- RESULTS: During the study period, we evaluated girls and women for cervical cancer until their 31st birthday. Cervical cancer was diagnosed in 19 women who had received the quadrivalent HPV vaccine and in 538 women who had not received the vaccine. The cumulative incidence of cervical cancer was 47 cases per 100,000 persons among women who had been vaccinated and 94 cases per 100,000 persons among those who had not been vaccinated. After adjustment for age at follow-up, the incidence rate ratio for the comparison of the vaccinated population with the unvaccinated population was 0.51 (95% confidence interval [CI], 0.32 to 0.82). After additional adjustment for other covariates, the incidence rate ratio was 0.37 (95% CI, 0.21 to 0.57). After adjustment for all covariates, the incidence rate ratio was 0.12 (95% CI, 0.00 to 0.34) among women who had been vaccinated before the age of 17 years and 0.47 (95% CI, 0.27 to 0.75) among women who had been vaccinated at the age of 17 to 30 years.

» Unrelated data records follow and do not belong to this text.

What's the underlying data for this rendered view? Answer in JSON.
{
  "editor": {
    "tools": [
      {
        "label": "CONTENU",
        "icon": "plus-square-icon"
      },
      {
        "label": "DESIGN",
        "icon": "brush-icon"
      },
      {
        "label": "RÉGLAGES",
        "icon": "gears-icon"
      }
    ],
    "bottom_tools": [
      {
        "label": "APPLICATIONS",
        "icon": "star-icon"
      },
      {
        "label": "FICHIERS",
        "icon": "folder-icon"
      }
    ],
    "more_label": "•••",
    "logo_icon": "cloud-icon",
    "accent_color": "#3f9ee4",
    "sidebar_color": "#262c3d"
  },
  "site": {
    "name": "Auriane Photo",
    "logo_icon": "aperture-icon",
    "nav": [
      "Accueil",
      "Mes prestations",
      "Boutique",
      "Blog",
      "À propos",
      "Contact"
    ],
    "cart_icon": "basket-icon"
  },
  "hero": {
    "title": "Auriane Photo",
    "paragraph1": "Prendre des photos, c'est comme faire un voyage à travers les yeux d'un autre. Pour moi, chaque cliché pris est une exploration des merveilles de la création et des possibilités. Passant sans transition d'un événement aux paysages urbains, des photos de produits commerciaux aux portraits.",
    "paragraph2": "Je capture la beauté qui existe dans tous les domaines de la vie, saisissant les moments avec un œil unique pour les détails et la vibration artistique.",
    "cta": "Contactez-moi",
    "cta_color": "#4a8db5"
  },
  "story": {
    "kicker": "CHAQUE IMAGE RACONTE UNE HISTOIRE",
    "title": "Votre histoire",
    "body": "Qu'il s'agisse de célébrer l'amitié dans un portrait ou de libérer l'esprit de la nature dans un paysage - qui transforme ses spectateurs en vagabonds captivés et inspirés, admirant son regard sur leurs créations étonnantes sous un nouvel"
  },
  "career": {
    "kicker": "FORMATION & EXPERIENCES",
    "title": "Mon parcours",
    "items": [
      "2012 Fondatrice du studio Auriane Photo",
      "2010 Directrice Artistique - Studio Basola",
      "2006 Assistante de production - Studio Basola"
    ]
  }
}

- CONCLUSIONS: Among Swedish girls and women 10 to 30 years old, quadrivalent HPV vaccination was associated with a substantially reduced risk of invasive cervical cancer at the population level.
The development of vaccines is one of the greatest achievements in the history of medicine. Starting with a smallpox vaccine developed in 1798 and polio vaccine in 1955 they have saved untold numbers of lives and millions from morbidity from diseases. It's easy to forget the diseases we no longer see like polio. My mother had polio, so I have seen throughout my life the importance of this vaccine.
I selected this article as it demonstrates one of the more recent additions to our children's vaccine portfolio. HPV is a viral infection that approximately 80% of us will get at some point in our lives. Most of us will clear it but there are certain strains which can become malignant causing cervical cancer, throat cancer, oral cancers, and anal cancers. This study looked at the incidence of cervical cancer in girls and women who received the HPV vaccine. Overall, a 50% decrease in cervical cancer was noted but in the younger age group the drop was 88%. This vaccine is being shown to be highly effective and now that recommendations are to vaccinate both girls and boys, hopefully many of these cancers will in the future become rarities doctors will only read about in textbooks.
Should I get the COVID vaccine when it is available? That is the questions everyone is asking right now as our pharmaceutical companies race to develop a viable vaccine for COVID. It appears the finish line is near. I look forward to reviewing all of the data when it is published but I have to say that I am much more optimistic now than I was a few weeks ago that we will have a safe, effective vaccine (and likely several). Achieving the "herd immunity" necessary to control this virus without loss of many more lives seems within our reach. Like the HPV vaccine, although most of us will have few if any issues with a COVID infection, there are some among us who will become critically ill. If we develop a vaccine (or vaccines) that will nearly eliminate this possibility, we will be on our way back to normalcy.
Thank you for taking the time to read through this newsletter. I hope you have found this information useful as we work together to optimize your health. Feel free to pass this on to anyone you think would benefit from this information.
You can find previous newsletters archived on my website here.
As always, if you have questions about anything in this newsletter or have topics you would like me to address, please feel free to contact me by email, phone, or just stop by!
To Your Good Health,
Mark Niedfeldt, M.D.